Ever wonder how Vermillion can deliver this life's necessity to thousands of people 24 hours a day, seven days a week?
It's not an easy process. At first glance, it appears to be something that Rube Goldberg dreamed up.
Despite being a bit complicated, though, the process has been proven to be effective.
Vermillion receives its water from five wells ocated along the north side of the Vermillion River in an area west of
Dakota Street. The wells are capable of producing 2,600 gallons per minute.
That means one well can be out of service for maintenance, and< the remaining four wells are capable of supplying the full design capacity of the treatment plant.
Water from the wells flows through a 16-inch pipeline to the plant.
The initial step in the treatment process is aeration to remove hydrogen sulfide and to aid in the removal of iron present in the water. Water then enters the solids contact basin for mixing with chemicals to react with minerals to be removed.
This is accomplished by adding lime, alum and soda ash at a controlled rate into the incoming raw water to react with the iron, manganese and hardness contents and form floc particles which settle to the bottom of the basin.
These are removed periodically in the form of sludge. The sludge is discharged by gravity to a sludge drying bed.
Clarified water is removed from the surface of the basin through what engineers call "launder troughs." This water then flows to the recarbonation basin.
In the recarbonation basin, carbon dioxide is added in solution to stabilize the water coming from the upflow basin. Water leaving the recarbonation basin flows through a 42-inch diameter pipe on its way to three gravity filters.
The gravity filters form the heart of the treatment plant and provide the final clarification of the water before delivery to the distribution system. Each filter has a capacity of 1 million gallons per day.
After passing through the filter bed, water flows to a clearwell storage located in the lower level of the plant. Chlorine is fed into the clearwell for final disinfection of the filtered water. Fluoride is also fed into the clearwell. Provisions are made for periodic backwashing of the filters. Water utilized for backwashing is reclaimed and recycled through the entire treatment process. From the clearwell, low head pumps transfer the water through a 16-inch treated water main to the 1.5 million gallon ground water storage reservoir located near the city library.
Treated water is supplied to the city's distribution system from the ground storage reservoir by three high service pumps.

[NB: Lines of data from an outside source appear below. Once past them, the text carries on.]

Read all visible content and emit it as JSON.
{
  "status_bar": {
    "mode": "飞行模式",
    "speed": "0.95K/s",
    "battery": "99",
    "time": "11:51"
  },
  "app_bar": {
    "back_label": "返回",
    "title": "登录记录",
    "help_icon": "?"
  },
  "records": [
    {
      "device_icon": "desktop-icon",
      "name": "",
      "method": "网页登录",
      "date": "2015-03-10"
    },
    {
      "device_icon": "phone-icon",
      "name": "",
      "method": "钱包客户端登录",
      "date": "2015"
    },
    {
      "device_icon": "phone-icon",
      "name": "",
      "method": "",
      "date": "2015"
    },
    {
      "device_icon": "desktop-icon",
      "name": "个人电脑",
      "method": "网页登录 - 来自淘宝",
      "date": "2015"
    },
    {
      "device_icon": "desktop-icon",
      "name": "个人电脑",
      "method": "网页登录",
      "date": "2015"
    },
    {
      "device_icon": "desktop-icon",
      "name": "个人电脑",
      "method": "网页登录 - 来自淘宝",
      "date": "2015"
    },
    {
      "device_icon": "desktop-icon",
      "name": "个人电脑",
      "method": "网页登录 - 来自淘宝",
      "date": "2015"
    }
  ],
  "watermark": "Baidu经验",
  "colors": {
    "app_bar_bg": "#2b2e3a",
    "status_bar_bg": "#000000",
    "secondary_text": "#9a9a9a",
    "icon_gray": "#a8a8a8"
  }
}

These pumps are automatically started and stopped from the controls located in the treatment plant to fulfill the water demand from the distribution system.